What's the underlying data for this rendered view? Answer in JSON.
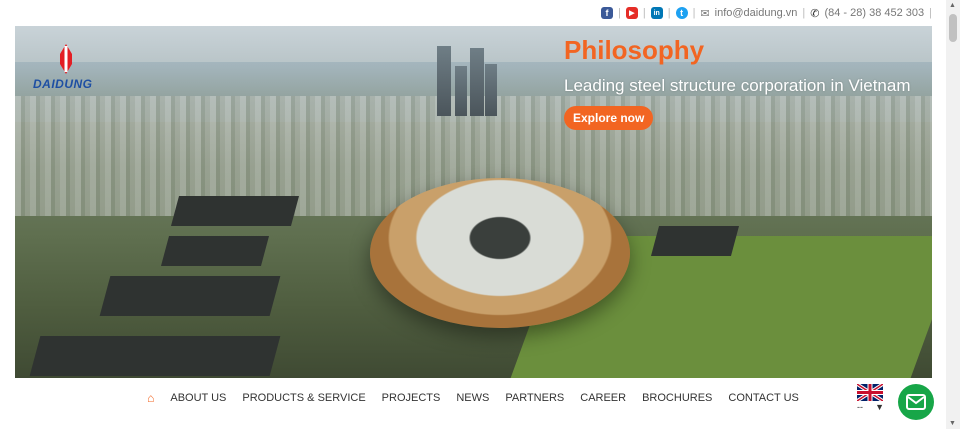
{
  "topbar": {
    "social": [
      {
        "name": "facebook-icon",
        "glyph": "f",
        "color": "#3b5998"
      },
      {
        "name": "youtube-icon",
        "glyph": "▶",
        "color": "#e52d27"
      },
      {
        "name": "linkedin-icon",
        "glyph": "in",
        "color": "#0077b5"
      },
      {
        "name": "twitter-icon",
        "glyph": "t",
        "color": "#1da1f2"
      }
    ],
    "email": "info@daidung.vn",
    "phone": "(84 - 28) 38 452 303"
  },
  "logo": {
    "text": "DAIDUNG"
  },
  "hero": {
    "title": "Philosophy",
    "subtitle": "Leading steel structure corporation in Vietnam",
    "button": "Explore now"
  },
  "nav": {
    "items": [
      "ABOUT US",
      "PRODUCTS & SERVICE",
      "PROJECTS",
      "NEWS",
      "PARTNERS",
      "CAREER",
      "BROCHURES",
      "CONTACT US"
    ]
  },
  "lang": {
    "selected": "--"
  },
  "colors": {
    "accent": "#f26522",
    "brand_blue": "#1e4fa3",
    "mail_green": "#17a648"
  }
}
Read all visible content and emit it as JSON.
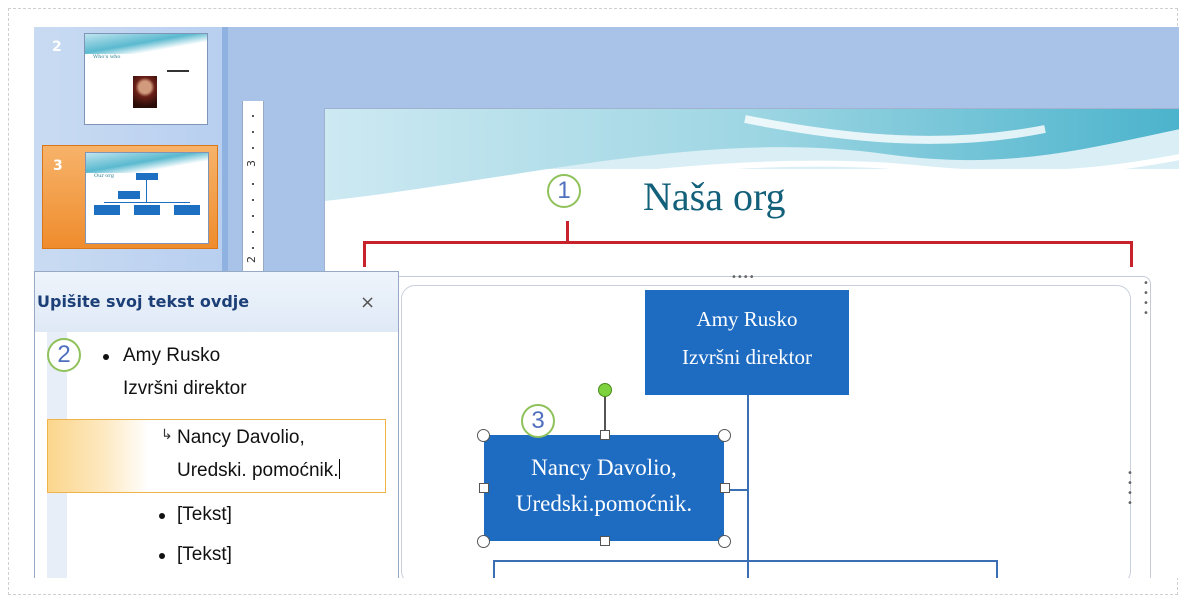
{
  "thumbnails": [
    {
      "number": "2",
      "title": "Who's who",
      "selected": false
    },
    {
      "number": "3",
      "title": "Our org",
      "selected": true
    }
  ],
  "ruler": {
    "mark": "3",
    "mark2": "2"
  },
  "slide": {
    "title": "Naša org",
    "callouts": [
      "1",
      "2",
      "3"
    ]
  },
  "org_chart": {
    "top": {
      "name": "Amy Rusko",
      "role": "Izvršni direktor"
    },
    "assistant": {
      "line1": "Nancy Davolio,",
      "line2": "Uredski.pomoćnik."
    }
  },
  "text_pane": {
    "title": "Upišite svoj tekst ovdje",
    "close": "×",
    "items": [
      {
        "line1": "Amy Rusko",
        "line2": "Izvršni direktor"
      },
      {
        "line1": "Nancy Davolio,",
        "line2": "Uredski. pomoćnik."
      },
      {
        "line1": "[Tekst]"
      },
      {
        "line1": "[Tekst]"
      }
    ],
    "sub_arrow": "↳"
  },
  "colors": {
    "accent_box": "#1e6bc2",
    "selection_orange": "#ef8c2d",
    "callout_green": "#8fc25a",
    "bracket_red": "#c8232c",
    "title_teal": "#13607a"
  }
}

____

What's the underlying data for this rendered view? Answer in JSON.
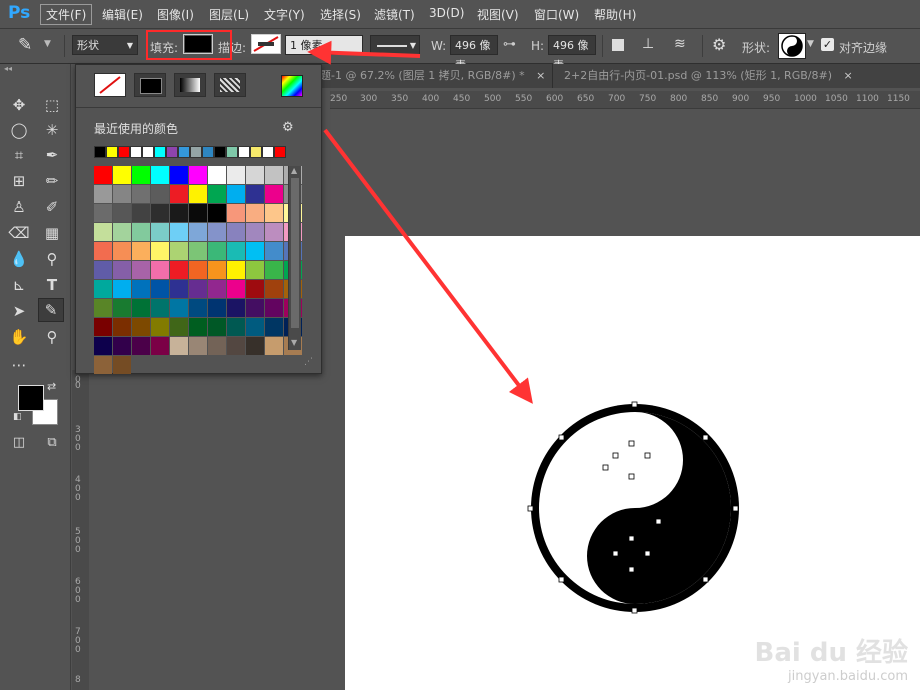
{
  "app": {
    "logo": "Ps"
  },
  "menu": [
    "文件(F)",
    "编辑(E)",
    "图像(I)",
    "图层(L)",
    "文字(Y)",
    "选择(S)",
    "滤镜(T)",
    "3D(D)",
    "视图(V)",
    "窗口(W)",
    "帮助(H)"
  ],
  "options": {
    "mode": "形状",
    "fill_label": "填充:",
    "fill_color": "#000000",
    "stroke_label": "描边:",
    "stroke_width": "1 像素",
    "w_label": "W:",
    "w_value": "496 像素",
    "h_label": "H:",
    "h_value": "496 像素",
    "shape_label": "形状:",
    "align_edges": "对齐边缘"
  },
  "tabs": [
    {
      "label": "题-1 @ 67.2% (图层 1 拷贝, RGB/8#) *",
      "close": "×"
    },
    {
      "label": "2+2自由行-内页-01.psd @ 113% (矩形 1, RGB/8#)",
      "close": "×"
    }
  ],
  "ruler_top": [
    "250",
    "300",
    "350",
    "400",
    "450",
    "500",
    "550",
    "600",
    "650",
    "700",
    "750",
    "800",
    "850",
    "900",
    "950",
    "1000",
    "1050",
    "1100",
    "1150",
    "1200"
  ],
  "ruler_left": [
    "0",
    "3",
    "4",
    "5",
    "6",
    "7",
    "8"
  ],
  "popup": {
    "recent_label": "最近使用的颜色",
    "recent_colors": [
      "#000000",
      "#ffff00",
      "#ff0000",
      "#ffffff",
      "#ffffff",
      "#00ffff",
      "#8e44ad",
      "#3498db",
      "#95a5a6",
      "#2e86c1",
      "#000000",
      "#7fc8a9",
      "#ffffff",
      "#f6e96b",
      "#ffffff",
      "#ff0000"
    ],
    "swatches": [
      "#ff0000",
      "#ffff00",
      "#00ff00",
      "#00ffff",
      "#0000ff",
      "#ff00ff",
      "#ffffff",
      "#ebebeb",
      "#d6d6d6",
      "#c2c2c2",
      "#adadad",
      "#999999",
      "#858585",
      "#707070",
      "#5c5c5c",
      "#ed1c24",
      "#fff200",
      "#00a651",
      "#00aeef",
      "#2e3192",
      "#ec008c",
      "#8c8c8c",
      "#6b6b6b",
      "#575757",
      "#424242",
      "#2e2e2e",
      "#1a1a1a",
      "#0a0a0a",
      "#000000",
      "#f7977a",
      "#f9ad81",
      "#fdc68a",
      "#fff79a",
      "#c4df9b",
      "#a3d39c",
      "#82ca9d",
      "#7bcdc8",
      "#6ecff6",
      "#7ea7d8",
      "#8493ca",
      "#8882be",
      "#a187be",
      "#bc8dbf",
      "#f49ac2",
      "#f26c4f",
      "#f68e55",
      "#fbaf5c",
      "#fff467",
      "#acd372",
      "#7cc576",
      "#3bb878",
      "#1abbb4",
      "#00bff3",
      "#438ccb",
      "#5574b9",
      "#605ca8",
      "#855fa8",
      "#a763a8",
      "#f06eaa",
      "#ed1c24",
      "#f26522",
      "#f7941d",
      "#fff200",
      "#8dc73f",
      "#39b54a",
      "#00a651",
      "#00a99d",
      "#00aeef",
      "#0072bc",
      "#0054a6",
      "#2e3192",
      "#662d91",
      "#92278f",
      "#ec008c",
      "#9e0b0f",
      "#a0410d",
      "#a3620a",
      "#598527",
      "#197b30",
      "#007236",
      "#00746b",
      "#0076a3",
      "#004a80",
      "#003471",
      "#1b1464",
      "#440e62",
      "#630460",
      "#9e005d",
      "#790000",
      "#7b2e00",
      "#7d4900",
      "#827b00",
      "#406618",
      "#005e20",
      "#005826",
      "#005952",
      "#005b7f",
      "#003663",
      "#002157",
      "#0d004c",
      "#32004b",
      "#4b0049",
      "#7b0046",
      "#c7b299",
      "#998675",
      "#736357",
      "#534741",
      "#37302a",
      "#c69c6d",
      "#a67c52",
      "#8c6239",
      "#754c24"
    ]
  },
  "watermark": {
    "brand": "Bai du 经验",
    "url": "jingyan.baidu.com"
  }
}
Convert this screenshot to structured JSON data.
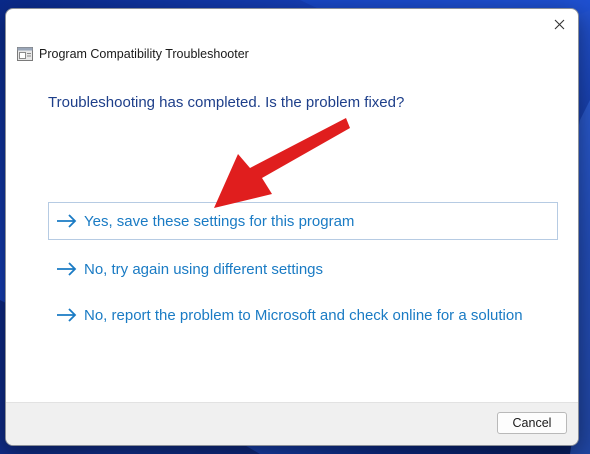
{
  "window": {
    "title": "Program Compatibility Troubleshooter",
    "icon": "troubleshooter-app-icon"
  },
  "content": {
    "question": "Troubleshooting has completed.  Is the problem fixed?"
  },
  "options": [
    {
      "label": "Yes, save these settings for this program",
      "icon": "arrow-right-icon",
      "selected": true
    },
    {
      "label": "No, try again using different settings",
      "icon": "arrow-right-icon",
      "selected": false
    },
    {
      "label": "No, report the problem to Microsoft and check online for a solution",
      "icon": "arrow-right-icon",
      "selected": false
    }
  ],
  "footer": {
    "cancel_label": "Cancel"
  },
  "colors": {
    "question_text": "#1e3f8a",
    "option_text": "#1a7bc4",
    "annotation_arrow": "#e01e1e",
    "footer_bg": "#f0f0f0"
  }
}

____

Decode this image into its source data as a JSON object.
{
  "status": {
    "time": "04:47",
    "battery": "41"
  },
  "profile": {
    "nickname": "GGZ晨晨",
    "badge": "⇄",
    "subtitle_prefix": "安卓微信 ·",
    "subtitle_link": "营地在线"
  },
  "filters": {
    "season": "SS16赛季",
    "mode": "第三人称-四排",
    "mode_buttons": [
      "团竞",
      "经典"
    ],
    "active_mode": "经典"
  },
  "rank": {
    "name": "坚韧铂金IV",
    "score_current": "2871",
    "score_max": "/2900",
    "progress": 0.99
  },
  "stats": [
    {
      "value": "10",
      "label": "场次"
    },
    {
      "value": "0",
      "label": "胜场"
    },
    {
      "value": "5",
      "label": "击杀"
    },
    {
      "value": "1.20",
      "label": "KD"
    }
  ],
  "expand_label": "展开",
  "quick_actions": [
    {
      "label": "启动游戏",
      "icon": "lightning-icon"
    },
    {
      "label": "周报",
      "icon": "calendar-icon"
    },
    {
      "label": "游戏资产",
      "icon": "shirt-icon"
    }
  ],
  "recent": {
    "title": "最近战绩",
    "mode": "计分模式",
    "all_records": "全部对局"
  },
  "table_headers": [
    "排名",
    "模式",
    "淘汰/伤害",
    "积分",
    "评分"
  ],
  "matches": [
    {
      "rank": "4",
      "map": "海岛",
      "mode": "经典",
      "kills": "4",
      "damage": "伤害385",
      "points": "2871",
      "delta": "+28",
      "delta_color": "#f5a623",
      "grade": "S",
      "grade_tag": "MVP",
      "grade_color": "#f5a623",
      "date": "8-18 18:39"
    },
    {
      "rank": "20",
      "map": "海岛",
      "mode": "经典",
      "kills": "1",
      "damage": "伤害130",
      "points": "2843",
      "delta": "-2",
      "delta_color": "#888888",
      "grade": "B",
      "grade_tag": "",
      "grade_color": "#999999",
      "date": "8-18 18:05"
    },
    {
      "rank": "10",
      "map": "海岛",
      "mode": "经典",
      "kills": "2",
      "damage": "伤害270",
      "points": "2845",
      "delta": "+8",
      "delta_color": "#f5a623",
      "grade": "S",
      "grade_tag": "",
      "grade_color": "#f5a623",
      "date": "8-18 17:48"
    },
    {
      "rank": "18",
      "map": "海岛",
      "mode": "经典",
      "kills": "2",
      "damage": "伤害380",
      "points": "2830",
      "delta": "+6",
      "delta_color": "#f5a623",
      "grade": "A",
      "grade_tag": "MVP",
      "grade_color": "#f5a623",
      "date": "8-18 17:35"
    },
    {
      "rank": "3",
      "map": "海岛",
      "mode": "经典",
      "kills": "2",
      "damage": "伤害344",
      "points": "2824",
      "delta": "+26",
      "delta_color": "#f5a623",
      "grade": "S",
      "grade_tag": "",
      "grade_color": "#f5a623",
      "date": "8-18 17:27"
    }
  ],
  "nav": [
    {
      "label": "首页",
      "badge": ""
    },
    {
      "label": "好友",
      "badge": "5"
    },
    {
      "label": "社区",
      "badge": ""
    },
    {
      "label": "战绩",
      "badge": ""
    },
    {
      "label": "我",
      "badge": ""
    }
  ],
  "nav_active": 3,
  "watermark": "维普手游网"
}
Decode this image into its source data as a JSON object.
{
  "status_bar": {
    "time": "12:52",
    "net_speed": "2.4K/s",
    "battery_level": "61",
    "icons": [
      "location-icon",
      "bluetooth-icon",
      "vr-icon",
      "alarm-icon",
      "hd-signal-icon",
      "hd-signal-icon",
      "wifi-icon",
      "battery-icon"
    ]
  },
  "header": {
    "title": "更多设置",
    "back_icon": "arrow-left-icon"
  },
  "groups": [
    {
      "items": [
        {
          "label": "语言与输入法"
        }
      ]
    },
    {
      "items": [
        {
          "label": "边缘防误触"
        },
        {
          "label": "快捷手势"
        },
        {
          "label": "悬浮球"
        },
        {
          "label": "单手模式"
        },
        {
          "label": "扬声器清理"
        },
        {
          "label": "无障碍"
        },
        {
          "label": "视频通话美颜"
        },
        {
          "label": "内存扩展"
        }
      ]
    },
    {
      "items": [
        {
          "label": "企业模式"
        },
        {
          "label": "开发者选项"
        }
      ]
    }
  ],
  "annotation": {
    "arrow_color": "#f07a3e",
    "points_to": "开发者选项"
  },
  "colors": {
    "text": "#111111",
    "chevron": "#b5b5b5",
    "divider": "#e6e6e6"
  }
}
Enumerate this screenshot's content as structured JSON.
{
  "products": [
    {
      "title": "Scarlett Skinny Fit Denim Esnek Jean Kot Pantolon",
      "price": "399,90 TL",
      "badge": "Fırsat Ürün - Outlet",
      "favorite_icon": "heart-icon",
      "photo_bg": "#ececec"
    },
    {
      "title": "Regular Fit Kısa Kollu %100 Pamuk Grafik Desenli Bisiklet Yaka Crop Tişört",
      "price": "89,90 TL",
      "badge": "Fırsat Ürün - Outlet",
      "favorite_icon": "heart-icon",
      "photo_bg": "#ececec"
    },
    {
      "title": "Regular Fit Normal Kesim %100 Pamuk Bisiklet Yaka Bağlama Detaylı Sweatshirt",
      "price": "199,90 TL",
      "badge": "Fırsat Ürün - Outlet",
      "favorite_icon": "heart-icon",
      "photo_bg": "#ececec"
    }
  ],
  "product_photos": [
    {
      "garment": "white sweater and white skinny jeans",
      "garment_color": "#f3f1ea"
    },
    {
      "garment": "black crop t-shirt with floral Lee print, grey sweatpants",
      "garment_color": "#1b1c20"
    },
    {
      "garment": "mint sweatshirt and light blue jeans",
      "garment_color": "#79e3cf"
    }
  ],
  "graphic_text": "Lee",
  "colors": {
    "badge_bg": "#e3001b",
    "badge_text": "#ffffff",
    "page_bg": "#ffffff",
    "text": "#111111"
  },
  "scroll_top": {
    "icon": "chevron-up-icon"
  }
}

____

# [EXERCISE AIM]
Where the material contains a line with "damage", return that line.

# [ANSWER BELOW]
      "damage": "伤害385",
      "damage": "伤害130",
      "damage": "伤害270",
      "damage": "伤害380",
      "damage": "伤害344",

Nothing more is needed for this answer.